## WHAT TO PRODUCE
Every line with the string "DeptMapper" must be copied from the entries below.
*** THE DATA Section Begins ***
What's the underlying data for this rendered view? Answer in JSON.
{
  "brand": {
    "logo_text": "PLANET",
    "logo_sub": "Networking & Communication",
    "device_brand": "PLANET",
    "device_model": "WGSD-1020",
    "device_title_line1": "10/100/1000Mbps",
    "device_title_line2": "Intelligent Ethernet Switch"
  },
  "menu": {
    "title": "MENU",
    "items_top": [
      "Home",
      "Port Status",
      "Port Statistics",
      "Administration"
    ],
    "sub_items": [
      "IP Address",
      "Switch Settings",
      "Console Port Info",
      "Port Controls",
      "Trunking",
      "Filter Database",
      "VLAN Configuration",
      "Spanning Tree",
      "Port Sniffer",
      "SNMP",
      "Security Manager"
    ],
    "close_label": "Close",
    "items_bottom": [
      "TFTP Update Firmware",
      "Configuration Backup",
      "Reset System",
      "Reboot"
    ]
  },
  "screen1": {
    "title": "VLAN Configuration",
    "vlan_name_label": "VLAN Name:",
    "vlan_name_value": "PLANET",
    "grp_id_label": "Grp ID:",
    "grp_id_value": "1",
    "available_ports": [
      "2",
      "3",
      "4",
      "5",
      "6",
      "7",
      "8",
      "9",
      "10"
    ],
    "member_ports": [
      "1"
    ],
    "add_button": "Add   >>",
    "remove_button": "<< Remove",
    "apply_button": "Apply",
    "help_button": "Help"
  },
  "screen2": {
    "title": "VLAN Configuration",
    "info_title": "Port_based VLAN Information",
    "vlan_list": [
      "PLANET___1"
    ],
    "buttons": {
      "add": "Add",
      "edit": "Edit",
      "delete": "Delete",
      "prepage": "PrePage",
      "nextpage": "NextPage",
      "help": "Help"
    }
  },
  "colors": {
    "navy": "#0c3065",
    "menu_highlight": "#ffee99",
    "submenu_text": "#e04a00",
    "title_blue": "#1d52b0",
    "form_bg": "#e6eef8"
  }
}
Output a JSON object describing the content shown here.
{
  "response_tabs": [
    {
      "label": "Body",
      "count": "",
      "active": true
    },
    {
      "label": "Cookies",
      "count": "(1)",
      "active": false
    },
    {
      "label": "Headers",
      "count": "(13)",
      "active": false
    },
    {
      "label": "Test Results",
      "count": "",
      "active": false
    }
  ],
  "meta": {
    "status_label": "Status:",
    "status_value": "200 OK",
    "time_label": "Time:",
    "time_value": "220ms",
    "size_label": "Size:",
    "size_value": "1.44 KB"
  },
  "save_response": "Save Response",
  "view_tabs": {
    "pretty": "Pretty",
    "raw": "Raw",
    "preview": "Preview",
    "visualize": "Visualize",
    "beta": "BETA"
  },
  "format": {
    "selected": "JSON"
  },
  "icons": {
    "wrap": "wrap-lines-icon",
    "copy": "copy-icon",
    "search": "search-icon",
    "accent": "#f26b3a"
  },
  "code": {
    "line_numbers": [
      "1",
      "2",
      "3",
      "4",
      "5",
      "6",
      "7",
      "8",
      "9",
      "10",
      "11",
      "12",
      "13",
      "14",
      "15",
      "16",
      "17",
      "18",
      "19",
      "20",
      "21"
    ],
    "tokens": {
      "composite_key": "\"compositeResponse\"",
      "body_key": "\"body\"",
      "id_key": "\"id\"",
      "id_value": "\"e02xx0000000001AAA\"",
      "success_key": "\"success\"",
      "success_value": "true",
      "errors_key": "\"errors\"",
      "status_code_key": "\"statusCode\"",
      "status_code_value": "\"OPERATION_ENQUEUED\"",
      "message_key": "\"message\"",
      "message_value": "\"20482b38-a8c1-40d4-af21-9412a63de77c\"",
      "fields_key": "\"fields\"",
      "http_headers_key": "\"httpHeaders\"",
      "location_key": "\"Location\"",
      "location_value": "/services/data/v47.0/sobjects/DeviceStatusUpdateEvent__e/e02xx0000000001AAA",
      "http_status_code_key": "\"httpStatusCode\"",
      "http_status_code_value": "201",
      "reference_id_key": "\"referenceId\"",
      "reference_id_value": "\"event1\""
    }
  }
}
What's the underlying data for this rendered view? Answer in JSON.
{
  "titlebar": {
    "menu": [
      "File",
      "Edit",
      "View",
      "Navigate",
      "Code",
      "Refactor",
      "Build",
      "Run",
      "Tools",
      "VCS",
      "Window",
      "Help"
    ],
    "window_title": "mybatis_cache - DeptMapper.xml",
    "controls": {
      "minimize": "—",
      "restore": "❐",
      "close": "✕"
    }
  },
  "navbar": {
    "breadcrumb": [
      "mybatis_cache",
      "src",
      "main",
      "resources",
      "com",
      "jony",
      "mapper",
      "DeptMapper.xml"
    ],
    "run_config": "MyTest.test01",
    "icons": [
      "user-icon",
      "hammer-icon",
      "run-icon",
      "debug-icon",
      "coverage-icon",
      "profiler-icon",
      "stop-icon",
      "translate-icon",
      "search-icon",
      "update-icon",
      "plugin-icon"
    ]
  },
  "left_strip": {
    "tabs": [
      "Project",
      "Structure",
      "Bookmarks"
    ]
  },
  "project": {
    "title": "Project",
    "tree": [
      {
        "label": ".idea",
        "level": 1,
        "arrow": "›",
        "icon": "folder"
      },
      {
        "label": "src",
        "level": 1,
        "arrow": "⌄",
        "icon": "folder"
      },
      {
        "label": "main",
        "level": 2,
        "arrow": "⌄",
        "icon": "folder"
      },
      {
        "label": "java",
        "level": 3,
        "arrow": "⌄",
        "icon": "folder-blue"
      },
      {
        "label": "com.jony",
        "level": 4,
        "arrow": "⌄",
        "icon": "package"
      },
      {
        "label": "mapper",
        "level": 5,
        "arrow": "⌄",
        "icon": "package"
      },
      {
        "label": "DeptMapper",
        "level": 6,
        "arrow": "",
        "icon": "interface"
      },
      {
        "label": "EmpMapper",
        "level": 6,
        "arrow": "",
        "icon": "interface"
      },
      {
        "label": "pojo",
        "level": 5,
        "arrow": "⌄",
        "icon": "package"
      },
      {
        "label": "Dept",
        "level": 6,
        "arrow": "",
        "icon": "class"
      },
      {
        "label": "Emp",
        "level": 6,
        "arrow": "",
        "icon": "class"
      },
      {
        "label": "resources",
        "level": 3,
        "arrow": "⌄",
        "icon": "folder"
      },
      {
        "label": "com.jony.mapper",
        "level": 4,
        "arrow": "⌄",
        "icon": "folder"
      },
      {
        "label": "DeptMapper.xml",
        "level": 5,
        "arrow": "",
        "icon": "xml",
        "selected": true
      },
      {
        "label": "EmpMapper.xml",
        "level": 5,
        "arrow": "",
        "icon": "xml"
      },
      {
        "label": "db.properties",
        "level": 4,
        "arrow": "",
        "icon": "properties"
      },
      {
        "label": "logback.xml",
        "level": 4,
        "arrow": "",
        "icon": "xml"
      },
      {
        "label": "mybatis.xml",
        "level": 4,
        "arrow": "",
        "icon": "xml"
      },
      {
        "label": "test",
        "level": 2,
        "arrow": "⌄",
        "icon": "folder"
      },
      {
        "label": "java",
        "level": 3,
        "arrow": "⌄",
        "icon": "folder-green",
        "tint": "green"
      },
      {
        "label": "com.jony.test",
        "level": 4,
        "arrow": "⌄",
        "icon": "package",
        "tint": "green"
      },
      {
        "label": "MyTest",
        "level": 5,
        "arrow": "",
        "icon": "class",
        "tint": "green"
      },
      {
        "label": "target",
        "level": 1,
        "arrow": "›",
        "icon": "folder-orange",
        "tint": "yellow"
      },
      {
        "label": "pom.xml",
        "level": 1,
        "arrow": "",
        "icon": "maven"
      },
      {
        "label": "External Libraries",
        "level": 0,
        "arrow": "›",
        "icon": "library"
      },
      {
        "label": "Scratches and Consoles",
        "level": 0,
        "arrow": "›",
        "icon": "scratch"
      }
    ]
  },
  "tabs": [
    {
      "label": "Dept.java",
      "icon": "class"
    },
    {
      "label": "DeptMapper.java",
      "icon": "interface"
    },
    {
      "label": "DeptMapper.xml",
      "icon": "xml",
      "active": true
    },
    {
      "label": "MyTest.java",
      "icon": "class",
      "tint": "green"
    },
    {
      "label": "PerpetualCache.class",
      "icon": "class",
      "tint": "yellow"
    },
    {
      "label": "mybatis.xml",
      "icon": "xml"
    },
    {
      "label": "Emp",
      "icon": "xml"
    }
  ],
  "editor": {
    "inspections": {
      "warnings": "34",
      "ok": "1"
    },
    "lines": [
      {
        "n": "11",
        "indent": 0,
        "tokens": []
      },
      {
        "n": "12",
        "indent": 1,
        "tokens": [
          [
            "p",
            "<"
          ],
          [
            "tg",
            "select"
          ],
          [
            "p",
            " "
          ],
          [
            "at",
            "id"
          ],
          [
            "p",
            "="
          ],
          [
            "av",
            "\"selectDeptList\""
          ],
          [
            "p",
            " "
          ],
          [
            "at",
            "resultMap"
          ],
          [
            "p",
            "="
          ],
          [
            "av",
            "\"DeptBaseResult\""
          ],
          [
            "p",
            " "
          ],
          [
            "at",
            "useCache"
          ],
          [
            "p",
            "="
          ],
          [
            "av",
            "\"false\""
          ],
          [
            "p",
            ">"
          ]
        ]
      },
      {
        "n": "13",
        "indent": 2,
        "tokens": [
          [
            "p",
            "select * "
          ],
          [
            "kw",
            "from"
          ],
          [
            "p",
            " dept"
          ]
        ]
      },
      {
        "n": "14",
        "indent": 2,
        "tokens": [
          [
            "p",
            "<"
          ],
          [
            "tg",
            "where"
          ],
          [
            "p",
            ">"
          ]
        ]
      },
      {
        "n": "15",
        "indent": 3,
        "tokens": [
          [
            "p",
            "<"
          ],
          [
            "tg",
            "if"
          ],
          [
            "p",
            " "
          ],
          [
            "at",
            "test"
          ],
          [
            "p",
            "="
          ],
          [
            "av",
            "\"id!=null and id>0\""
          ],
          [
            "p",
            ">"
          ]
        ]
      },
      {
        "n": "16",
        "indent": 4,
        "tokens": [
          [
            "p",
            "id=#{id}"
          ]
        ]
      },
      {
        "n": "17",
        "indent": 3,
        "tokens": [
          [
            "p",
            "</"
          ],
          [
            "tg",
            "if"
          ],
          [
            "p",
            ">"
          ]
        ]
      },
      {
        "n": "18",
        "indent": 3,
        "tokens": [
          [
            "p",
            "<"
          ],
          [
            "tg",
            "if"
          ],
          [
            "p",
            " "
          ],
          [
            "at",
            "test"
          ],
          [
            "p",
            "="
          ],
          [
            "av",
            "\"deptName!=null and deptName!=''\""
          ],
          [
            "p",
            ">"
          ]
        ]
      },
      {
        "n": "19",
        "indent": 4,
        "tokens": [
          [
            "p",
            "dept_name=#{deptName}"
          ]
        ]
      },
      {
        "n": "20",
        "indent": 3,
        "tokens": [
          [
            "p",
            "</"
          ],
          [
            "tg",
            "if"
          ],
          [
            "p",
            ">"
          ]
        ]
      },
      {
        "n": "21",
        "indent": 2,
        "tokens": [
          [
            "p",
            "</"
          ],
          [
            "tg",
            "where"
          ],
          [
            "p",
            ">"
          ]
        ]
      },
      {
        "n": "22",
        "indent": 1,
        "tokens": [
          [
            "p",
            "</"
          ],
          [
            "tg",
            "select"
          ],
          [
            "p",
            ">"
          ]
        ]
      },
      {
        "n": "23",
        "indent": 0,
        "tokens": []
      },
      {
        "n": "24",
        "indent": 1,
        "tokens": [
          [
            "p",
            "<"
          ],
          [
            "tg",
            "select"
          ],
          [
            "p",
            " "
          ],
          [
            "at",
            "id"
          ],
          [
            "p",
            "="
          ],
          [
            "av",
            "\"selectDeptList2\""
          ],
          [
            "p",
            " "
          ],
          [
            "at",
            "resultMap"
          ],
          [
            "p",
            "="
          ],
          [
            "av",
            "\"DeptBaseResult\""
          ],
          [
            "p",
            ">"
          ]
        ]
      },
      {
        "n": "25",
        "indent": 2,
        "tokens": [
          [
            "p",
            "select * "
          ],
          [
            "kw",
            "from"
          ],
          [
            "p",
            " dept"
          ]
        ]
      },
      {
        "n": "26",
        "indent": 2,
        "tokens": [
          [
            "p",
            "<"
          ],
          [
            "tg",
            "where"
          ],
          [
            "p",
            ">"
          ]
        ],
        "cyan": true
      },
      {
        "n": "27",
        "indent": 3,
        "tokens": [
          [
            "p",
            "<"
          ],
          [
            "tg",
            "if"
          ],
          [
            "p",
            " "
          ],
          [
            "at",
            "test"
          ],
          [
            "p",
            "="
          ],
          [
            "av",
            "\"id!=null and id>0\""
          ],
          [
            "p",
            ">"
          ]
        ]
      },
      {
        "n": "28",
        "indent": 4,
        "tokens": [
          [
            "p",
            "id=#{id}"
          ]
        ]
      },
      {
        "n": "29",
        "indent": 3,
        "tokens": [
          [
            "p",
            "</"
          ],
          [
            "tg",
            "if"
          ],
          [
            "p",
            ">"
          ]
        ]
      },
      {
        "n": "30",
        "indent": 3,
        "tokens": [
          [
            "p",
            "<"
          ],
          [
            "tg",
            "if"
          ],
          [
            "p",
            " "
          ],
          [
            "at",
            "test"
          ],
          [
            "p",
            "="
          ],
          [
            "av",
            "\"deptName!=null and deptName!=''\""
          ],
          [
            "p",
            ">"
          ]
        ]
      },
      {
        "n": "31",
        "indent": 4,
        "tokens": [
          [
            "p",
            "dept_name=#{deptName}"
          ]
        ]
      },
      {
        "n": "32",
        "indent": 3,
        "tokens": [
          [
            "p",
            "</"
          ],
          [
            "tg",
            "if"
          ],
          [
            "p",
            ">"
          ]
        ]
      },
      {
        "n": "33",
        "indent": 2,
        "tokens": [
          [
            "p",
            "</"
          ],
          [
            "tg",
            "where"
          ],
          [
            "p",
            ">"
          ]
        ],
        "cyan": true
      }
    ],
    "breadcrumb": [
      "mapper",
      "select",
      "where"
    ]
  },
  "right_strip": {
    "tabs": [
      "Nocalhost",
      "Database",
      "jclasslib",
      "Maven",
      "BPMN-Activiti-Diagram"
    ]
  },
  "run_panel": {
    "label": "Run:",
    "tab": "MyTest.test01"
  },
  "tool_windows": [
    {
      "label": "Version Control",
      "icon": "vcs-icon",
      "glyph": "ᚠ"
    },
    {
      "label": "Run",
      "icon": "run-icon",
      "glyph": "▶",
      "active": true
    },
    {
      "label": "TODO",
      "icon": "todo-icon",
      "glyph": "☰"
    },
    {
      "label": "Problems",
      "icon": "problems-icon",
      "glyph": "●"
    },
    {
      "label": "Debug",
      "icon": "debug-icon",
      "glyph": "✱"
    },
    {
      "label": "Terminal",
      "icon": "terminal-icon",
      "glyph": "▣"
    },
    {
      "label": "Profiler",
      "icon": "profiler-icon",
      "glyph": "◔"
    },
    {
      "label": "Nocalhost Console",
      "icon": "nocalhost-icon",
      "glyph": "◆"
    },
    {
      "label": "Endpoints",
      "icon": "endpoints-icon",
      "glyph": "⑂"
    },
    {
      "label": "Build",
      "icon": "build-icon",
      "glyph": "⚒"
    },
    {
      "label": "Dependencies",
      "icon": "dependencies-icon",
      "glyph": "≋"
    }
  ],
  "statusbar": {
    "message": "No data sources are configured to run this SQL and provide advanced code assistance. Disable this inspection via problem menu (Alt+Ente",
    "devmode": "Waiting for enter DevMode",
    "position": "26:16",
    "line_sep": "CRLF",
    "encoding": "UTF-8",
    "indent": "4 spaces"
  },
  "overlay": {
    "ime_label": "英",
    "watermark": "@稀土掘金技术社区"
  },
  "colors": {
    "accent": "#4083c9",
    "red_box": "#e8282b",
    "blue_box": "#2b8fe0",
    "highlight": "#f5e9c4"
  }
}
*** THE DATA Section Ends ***
## WRITTEN SOLUTION
    "window_title": "mybatis_cache - DeptMapper.xml",
      "DeptMapper.xml"
        "label": "DeptMapper",
        "label": "DeptMapper.xml",
      "label": "DeptMapper.java",
      "label": "DeptMapper.xml",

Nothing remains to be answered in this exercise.